### Data for the task

==================================================

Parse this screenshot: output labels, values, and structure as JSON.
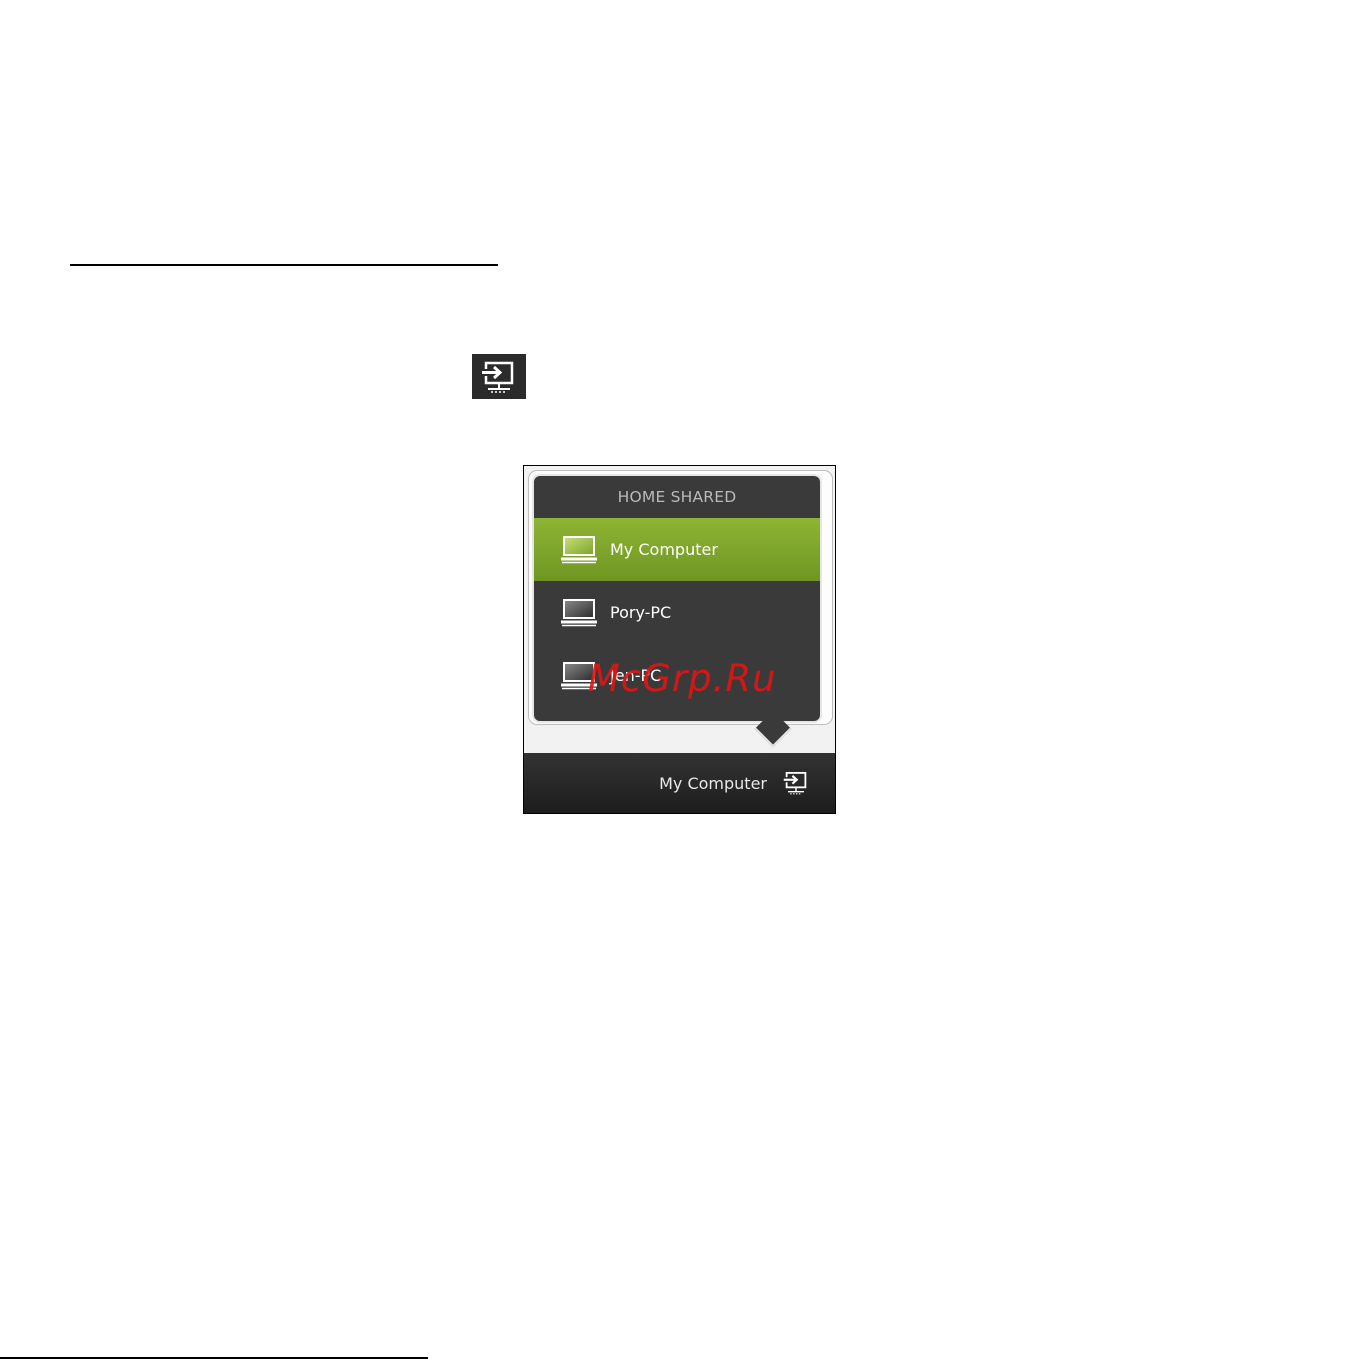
{
  "inline_icon": {
    "name": "display-switch-icon"
  },
  "popup": {
    "header": "HOME SHARED",
    "devices": [
      {
        "label": "My Computer",
        "selected": true
      },
      {
        "label": "Pory-PC",
        "selected": false
      },
      {
        "label": "Jen-PC",
        "selected": false
      }
    ]
  },
  "taskbar": {
    "label": "My Computer",
    "icon": "display-switch-icon"
  },
  "watermark": "McGrp.Ru",
  "colors": {
    "selected_row": "#7ea42b",
    "popup_bg": "#3a3a3a",
    "taskbar_bg": "#262626",
    "watermark": "#e01515"
  }
}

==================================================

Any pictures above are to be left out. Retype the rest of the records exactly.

### Response to the task
Parse this screenshot: output labels, values, and structure as JSON.
{
  "inline_icon": {
    "name": "display-switch-icon"
  },
  "popup": {
    "header": "HOME SHARED",
    "devices": [
      {
        "label": "My Computer",
        "selected": true
      },
      {
        "label": "Pory-PC",
        "selected": false
      },
      {
        "label": "Jen-PC",
        "selected": false
      }
    ]
  },
  "taskbar": {
    "label": "My Computer",
    "icon": "display-switch-icon"
  },
  "watermark": "McGrp.Ru",
  "colors": {
    "selected_row": "#7ea42b",
    "popup_bg": "#3a3a3a",
    "taskbar_bg": "#262626",
    "watermark": "#e01515"
  }
}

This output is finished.